<<<<

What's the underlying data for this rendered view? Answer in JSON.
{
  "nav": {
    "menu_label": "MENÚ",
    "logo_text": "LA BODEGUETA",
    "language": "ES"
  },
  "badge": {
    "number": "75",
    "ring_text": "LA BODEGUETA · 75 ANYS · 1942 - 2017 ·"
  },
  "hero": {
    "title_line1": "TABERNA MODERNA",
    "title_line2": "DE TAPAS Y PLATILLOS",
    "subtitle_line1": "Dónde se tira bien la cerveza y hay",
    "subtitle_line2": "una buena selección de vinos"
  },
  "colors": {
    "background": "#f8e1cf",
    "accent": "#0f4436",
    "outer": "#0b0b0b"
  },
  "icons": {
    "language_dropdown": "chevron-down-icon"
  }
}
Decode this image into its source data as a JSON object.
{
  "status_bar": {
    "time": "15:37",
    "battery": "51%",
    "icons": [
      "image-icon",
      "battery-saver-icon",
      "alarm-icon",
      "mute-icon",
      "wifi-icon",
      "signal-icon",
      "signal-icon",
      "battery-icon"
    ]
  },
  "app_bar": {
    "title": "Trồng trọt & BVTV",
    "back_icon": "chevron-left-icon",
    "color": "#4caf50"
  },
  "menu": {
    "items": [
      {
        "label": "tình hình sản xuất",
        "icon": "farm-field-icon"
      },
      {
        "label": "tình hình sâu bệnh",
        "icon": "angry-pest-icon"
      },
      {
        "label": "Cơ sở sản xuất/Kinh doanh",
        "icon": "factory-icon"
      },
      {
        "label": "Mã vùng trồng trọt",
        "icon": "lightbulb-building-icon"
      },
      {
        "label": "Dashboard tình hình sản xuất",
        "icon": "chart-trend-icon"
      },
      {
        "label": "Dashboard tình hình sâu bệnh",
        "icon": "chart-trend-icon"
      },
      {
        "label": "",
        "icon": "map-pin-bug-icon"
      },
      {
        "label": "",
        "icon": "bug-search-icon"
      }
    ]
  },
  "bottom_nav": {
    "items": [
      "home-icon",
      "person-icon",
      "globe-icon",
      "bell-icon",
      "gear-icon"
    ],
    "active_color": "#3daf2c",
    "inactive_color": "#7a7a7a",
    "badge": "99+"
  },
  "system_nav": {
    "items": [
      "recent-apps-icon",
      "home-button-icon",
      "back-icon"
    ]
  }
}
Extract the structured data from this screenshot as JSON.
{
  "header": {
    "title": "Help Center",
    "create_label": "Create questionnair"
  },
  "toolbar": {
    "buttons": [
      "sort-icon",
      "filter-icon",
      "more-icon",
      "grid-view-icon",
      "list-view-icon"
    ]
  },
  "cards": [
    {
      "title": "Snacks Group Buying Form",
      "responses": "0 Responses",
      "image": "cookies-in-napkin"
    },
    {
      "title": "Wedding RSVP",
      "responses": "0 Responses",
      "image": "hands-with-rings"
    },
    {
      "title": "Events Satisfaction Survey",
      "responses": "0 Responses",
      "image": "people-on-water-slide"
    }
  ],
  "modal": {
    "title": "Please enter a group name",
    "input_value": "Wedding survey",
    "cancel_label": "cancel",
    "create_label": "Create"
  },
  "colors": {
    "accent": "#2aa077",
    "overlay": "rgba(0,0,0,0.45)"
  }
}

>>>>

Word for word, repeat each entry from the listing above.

◆ **Solution to this problem**:
What's the underlying data for this rendered view? Answer in JSON.
{
  "nav": {
    "menu_label": "MENÚ",
    "logo_text": "LA BODEGUETA",
    "language": "ES"
  },
  "badge": {
    "number": "75",
    "ring_text": "LA BODEGUETA · 75 ANYS · 1942 - 2017 ·"
  },
  "hero": {
    "title_line1": "TABERNA MODERNA",
    "title_line2": "DE TAPAS Y PLATILLOS",
    "subtitle_line1": "Dónde se tira bien la cerveza y hay",
    "subtitle_line2": "una buena selección de vinos"
  },
  "colors": {
    "background": "#f8e1cf",
    "accent": "#0f4436",
    "outer": "#0b0b0b"
  },
  "icons": {
    "language_dropdown": "chevron-down-icon"
  }
}
Decode this image into its source data as a JSON object.
{
  "status_bar": {
    "time": "15:37",
    "battery": "51%",
    "icons": [
      "image-icon",
      "battery-saver-icon",
      "alarm-icon",
      "mute-icon",
      "wifi-icon",
      "signal-icon",
      "signal-icon",
      "battery-icon"
    ]
  },
  "app_bar": {
    "title": "Trồng trọt & BVTV",
    "back_icon": "chevron-left-icon",
    "color": "#4caf50"
  },
  "menu": {
    "items": [
      {
        "label": "tình hình sản xuất",
        "icon": "farm-field-icon"
      },
      {
        "label": "tình hình sâu bệnh",
        "icon": "angry-pest-icon"
      },
      {
        "label": "Cơ sở sản xuất/Kinh doanh",
        "icon": "factory-icon"
      },
      {
        "label": "Mã vùng trồng trọt",
        "icon": "lightbulb-building-icon"
      },
      {
        "label": "Dashboard tình hình sản xuất",
        "icon": "chart-trend-icon"
      },
      {
        "label": "Dashboard tình hình sâu bệnh",
        "icon": "chart-trend-icon"
      },
      {
        "label": "",
        "icon": "map-pin-bug-icon"
      },
      {
        "label": "",
        "icon": "bug-search-icon"
      }
    ]
  },
  "bottom_nav": {
    "items": [
      "home-icon",
      "person-icon",
      "globe-icon",
      "bell-icon",
      "gear-icon"
    ],
    "active_color": "#3daf2c",
    "inactive_color": "#7a7a7a",
    "badge": "99+"
  },
  "system_nav": {
    "items": [
      "recent-apps-icon",
      "home-button-icon",
      "back-icon"
    ]
  }
}
Extract the structured data from this screenshot as JSON.
{
  "header": {
    "title": "Help Center",
    "create_label": "Create questionnair"
  },
  "toolbar": {
    "buttons": [
      "sort-icon",
      "filter-icon",
      "more-icon",
      "grid-view-icon",
      "list-view-icon"
    ]
  },
  "cards": [
    {
      "title": "Snacks Group Buying Form",
      "responses": "0 Responses",
      "image": "cookies-in-napkin"
    },
    {
      "title": "Wedding RSVP",
      "responses": "0 Responses",
      "image": "hands-with-rings"
    },
    {
      "title": "Events Satisfaction Survey",
      "responses": "0 Responses",
      "image": "people-on-water-slide"
    }
  ],
  "modal": {
    "title": "Please enter a group name",
    "input_value": "Wedding survey",
    "cancel_label": "cancel",
    "create_label": "Create"
  },
  "colors": {
    "accent": "#2aa077",
    "overlay": "rgba(0,0,0,0.45)"
  }
}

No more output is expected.